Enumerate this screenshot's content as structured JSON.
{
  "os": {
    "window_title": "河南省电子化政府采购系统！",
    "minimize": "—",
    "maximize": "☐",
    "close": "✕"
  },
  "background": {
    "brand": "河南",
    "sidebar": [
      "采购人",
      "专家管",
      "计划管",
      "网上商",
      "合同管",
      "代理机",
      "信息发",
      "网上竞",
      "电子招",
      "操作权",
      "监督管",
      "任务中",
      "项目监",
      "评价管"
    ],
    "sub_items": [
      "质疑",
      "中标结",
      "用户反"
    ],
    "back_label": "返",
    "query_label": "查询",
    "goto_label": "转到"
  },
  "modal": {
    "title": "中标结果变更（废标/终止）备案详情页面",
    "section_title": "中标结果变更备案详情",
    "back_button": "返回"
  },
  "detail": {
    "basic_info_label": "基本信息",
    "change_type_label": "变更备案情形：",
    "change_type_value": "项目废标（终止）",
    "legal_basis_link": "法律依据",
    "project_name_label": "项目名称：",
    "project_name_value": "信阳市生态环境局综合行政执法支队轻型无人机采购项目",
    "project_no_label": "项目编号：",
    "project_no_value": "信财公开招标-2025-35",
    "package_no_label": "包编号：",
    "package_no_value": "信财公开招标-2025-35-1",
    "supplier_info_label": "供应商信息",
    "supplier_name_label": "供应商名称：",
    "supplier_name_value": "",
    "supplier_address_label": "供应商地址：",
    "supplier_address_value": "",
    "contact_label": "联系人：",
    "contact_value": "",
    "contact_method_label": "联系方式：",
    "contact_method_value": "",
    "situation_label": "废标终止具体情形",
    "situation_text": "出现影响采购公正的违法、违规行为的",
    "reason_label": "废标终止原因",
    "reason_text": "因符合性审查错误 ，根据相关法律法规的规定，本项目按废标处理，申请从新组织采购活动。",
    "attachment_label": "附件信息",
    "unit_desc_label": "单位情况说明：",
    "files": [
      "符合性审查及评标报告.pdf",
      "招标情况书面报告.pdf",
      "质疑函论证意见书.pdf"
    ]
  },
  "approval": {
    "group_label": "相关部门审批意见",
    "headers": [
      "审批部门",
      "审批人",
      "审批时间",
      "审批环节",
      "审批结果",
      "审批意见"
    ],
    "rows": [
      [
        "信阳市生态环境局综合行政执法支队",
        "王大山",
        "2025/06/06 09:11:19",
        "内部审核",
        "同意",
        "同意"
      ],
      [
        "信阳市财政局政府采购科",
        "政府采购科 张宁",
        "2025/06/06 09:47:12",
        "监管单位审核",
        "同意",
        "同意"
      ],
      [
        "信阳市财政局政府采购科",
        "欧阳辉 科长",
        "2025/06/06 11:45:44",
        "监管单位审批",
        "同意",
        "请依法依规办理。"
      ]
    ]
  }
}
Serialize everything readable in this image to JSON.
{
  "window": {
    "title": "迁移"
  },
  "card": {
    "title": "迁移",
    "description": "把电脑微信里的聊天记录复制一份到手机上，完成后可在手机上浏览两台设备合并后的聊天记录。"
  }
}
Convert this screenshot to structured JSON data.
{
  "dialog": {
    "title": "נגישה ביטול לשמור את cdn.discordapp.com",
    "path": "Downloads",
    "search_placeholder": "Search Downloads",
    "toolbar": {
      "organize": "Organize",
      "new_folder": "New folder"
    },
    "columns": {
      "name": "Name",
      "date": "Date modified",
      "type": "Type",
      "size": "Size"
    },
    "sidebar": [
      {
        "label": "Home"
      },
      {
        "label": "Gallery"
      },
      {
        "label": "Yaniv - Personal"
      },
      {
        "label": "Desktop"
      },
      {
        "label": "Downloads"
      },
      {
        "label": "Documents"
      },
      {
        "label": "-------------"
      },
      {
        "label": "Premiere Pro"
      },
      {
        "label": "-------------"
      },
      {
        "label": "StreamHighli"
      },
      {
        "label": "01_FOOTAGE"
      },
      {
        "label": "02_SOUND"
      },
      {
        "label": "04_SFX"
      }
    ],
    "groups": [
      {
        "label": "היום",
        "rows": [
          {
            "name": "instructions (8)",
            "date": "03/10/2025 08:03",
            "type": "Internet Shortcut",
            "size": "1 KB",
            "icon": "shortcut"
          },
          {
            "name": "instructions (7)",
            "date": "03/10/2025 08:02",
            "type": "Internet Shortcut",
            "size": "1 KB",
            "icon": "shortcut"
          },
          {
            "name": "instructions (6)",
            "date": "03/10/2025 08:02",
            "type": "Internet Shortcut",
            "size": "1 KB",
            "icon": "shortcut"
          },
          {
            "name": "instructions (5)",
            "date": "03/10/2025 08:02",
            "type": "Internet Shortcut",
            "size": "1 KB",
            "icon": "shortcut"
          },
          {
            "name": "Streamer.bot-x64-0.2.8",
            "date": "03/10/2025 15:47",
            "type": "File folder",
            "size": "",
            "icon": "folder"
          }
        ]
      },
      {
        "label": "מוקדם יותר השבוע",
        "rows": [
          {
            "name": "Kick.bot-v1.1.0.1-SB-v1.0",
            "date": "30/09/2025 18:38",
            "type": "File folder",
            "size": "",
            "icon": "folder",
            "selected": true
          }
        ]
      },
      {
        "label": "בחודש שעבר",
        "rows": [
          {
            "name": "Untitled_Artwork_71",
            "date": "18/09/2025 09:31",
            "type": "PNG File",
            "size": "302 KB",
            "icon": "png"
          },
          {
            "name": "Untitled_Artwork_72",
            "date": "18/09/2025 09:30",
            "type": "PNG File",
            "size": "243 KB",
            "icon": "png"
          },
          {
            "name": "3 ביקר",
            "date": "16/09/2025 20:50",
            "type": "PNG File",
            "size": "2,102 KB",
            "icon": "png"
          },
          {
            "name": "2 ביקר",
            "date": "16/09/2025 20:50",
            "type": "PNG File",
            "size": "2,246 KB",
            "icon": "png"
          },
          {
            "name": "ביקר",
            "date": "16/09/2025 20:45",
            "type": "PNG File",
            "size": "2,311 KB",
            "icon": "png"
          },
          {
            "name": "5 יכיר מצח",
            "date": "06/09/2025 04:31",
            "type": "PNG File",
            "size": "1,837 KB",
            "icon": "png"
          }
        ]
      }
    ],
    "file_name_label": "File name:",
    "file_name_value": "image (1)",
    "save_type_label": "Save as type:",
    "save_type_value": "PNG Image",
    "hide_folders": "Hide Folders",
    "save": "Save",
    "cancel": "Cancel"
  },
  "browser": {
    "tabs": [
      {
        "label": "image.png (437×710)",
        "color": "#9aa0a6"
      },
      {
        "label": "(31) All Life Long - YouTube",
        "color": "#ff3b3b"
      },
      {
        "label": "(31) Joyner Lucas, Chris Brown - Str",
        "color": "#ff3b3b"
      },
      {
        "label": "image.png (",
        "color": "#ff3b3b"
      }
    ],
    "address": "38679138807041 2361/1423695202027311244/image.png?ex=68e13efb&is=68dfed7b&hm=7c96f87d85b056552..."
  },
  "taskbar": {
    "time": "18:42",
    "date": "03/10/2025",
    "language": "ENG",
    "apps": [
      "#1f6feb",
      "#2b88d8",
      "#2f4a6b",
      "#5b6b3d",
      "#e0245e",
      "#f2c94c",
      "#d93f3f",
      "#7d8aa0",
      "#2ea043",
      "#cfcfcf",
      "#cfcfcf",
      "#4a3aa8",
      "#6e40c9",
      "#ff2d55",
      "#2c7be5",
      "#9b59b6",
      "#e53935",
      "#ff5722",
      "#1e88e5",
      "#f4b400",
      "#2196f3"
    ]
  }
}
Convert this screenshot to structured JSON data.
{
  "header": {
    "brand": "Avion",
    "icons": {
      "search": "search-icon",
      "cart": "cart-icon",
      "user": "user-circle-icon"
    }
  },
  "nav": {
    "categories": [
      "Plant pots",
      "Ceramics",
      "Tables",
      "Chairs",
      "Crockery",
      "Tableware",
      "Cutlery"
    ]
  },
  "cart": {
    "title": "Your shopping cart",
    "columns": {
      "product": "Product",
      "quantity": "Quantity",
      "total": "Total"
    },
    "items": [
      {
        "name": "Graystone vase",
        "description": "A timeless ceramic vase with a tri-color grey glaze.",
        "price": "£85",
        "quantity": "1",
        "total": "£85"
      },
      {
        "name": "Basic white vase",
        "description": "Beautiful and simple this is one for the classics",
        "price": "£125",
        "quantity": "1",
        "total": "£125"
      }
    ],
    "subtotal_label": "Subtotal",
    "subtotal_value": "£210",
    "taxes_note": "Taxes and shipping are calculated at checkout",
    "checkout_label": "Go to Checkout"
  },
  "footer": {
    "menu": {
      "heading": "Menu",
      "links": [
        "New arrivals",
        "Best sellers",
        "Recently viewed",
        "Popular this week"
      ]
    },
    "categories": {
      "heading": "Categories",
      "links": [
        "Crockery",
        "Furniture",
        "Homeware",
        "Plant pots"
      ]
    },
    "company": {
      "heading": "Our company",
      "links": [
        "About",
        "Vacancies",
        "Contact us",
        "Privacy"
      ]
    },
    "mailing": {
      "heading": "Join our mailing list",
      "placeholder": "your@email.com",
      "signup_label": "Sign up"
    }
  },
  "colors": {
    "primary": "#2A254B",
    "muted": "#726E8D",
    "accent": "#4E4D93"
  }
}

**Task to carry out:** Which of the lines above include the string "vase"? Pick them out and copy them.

**Expected output:**
        "name": "Graystone vase",
        "description": "A timeless ceramic vase with a tri-color grey glaze.",
        "name": "Basic white vase",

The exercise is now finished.